My all-time favorite bits, though, are the "Chris Farley Show" interviews. (View an excerpt of his interview with Paul McCartney here.) The humor is simple and cuts deep, as Farley inevitably finds himself awestruck senseless in the presence of one of his heroes. It's only amplified by the fact that, as his career progressed, Farley himself became one of the most famous and well-paid comedians in the country, amassing as many fans as his personal hero, John Belushi (whom, of course, he never interviewed, unless St. Peter is a big SNL fan).
You can tell where I'm going with this, right?
Newsarama's interviews generally run on a variation of the Farley formula. Instead of the "You remember the time you did XYZ," "Yeah," "That was awesome" formula, they go "You're gonna do XYZ in a couple months," "Yeah," "That's gonna be awesome." In a bizarre and frankly obscene abuse of the question/answer format, the interviewers often dish on spoilers from recent issues ("Ray Palmer's gym shorts turned up in Plastic Man's apartment; what does this mean for the future of the DC Universe?") and receive a complete non-answer ("You'll have to read the next issue to find out.") from the interviewee.
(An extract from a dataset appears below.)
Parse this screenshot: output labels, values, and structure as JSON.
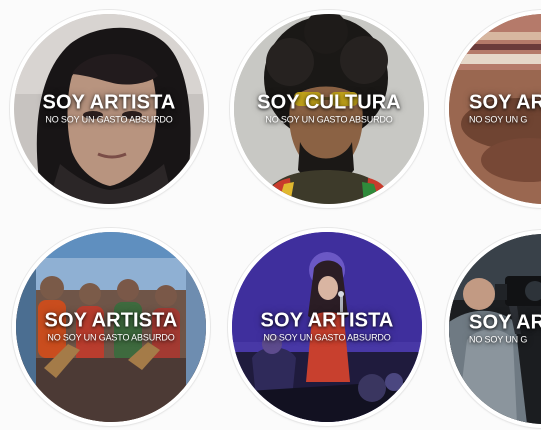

And this is viewed as the way things ought to be.
Probably the most frustrating and insulting series of these exercises in inanity was "Joe Fridays," which in a more accurate world would have been titled "Joe Quesada Sells The Marvel Universe." It was the All-Spin Zone, a weekly clusterfuck of hype, self-aggrandizement, and fanboy fellatio that makes Barbara Walters look like Bob Woodward. Occasionally a brand new nadir would be reached when Quesada himself would turn around and interview a member of the Marvel staff. When FEMA played both roles at once at their little "press conference" last year, they were rightly excoriated by everyone with a pulse. I guess when you're talking about how to improve Spider-Man by rolling back the clock to one of the most creatively dull periods in the book's history, though, you get special dispensation.
Not to be outdone, DC has gotten into the act as well. Aside from their weekly Countdown rehash (which, I'll admit, does the comics-reading public the gracious service of freeing them from having to read it), today saw a strange little piece with Dan Didio dishing on the current status of an arbitrary handful of C-Listers (and Aquaman, whom I suppose we have to bump up to B-list in spite of his inability to actually carry a book in today's market). Maybe if they let Matt Brady into the White House Press Corps, we could finally get some news on what the hell happened to the hunt for Bin Laden.
Now. I know this is entertainment journalism. I know upcoming project material is part of the game. But it shouldn't be the whole game. Are there really no interviews to be had with artists and writers about technique, especially as it relates to the progress of the digital age? Can comic store owners truly only be reached for comment on the Monday after Free Comic Book Day? Has every possible graf about the history of comics as told by the people who lived it already been written? Hell, did no one at First Second want to talk on the phone for five freaking minutes about Laika?
(That's something else that pisses me off, actually. Not the Laika thing, although certainly they could stand once in a while to give a company whose characters don't appear on lunchboxes some face time. No, I mean how Newsarama never mentions a creator over the age of fifty-five except when he dies or confirms a con reservation.)
Questions are where knowledge begins (as in the famous "Why are we here?"). Paradoxically, knowledge is also where questions begin (as in the slightly less famous, "Who the hell are you, and what are you doing in bed with my wife?"). But to ask the right questions, you need the right knowledge. And that's the problem with
I wanted to tie this back to Chris Farley somehow, but I'm not a good enough writer, so here's some clips.